WHAT THIS TASK INVOLVES:
Every line in the entries where "username" is found should be copied.

═══ EXTRACTED INFORMATION

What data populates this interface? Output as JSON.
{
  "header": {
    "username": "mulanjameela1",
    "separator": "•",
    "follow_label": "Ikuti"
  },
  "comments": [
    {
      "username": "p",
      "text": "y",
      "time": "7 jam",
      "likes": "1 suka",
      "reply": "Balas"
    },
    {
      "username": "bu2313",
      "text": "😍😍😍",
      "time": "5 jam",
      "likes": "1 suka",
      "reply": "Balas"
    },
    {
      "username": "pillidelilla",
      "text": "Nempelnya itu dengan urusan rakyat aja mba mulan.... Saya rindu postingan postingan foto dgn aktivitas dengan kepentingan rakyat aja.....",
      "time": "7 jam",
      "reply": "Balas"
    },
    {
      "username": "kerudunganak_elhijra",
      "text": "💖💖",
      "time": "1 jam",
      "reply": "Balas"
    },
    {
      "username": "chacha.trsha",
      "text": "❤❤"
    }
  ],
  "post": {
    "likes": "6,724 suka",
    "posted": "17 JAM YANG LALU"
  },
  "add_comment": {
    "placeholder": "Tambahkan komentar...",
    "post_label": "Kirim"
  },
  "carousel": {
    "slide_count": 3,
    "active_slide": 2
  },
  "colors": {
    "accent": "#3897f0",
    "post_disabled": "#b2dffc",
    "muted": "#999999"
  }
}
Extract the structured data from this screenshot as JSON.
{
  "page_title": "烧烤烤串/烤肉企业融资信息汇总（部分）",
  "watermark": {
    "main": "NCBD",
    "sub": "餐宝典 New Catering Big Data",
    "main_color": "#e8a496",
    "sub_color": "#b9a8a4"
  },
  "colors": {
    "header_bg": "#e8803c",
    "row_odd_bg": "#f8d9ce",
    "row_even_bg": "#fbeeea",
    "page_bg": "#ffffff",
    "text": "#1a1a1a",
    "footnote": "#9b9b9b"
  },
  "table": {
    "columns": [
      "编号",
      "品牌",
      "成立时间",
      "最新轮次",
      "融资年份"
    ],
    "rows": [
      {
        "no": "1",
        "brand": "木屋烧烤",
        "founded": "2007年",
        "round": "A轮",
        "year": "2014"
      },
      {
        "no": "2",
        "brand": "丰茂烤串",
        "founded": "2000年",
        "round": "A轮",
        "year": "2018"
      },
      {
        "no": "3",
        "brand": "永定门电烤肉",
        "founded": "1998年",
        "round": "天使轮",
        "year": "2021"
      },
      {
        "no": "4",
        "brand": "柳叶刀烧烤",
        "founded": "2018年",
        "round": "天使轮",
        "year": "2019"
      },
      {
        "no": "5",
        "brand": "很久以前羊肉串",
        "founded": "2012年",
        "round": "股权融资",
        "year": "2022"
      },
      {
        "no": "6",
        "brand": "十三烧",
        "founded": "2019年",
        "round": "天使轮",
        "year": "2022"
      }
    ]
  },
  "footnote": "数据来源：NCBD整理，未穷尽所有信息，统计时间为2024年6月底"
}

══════

WRITTEN SOLUTION:
    "username": "mulanjameela1",
      "username": "p",
      "username": "bu2313",
      "username": "pillidelilla",
      "username": "kerudunganak_elhijra",
      "username": "chacha.trsha",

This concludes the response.